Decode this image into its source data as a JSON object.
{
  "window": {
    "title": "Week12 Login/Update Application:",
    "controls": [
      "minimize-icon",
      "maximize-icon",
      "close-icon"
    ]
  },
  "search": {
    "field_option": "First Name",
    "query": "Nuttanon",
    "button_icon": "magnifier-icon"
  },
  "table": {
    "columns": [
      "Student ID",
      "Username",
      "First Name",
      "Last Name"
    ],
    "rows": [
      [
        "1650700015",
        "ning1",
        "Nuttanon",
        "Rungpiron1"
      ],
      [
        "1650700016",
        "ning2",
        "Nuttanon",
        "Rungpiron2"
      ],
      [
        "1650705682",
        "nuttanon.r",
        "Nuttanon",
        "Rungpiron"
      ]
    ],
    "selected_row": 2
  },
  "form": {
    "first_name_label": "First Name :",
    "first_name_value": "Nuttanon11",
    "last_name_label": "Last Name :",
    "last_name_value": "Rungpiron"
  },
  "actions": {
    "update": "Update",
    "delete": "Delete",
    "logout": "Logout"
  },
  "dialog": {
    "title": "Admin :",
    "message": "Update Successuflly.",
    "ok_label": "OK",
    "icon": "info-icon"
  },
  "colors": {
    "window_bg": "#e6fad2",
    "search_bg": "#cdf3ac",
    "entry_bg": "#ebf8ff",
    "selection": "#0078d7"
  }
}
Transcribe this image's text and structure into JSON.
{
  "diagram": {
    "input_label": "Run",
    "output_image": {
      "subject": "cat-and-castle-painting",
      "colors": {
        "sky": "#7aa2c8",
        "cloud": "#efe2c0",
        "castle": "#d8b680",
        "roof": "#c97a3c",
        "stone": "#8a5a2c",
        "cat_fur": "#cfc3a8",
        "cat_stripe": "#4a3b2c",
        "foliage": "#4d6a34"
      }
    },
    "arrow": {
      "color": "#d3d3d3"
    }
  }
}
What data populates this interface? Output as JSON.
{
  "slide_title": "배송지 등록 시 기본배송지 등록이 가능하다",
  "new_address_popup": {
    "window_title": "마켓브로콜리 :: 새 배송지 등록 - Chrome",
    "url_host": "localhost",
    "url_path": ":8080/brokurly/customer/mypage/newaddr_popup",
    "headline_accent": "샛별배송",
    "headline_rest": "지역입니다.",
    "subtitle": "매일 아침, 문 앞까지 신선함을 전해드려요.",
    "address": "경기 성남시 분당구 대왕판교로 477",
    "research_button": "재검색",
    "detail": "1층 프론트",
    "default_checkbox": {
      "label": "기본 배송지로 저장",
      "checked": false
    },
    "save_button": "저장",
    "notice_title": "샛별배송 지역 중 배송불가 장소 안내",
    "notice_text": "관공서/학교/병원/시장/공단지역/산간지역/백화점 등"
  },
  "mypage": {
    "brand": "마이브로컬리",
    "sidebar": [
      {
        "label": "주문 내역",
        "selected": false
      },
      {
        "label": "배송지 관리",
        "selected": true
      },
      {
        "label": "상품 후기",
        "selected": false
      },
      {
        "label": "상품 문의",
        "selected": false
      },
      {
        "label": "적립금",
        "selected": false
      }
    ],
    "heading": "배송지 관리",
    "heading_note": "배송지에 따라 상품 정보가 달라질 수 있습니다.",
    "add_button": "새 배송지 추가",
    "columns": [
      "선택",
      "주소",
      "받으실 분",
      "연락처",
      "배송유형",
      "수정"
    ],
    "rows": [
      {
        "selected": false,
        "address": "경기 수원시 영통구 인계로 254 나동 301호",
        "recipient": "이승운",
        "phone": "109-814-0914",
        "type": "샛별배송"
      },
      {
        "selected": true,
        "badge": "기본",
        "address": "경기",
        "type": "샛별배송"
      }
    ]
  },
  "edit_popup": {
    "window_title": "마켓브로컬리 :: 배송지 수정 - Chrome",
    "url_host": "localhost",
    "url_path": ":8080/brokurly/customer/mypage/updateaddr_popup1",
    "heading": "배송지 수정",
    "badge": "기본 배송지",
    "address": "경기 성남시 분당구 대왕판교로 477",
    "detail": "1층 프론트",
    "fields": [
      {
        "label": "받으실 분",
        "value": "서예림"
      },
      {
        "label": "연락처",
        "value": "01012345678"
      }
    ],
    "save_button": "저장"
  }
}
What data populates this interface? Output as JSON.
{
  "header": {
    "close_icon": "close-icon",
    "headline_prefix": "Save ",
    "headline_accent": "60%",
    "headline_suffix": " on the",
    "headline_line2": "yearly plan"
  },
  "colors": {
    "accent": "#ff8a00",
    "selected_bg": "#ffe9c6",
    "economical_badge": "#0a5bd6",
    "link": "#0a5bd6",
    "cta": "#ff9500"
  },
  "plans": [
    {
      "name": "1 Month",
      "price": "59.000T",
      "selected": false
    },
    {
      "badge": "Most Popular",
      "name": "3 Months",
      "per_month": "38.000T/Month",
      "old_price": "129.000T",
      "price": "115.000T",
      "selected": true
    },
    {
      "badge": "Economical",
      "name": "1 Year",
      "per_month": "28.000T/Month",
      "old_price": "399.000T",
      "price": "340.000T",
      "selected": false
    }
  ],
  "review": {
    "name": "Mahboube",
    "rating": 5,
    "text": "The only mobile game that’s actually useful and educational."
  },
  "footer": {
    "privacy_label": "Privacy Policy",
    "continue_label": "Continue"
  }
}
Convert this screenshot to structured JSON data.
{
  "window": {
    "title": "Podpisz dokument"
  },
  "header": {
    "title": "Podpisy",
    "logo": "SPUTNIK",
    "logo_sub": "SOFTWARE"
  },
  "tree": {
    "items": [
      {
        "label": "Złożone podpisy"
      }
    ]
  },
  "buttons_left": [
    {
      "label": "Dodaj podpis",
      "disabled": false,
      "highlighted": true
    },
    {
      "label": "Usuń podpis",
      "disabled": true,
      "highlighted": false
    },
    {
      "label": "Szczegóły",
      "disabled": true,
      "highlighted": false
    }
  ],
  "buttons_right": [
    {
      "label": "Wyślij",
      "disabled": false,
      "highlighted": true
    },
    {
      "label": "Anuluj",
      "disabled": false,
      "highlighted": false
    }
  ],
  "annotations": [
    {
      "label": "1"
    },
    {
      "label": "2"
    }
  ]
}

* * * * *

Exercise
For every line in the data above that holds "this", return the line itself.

Completed task
Decode this image into its source data as a JSON object.
Transcribe this image's text and structure into JSON.
What data populates this interface? Output as JSON.
What data populates this interface? Output as JSON.
Convert this screenshot to structured JSON data.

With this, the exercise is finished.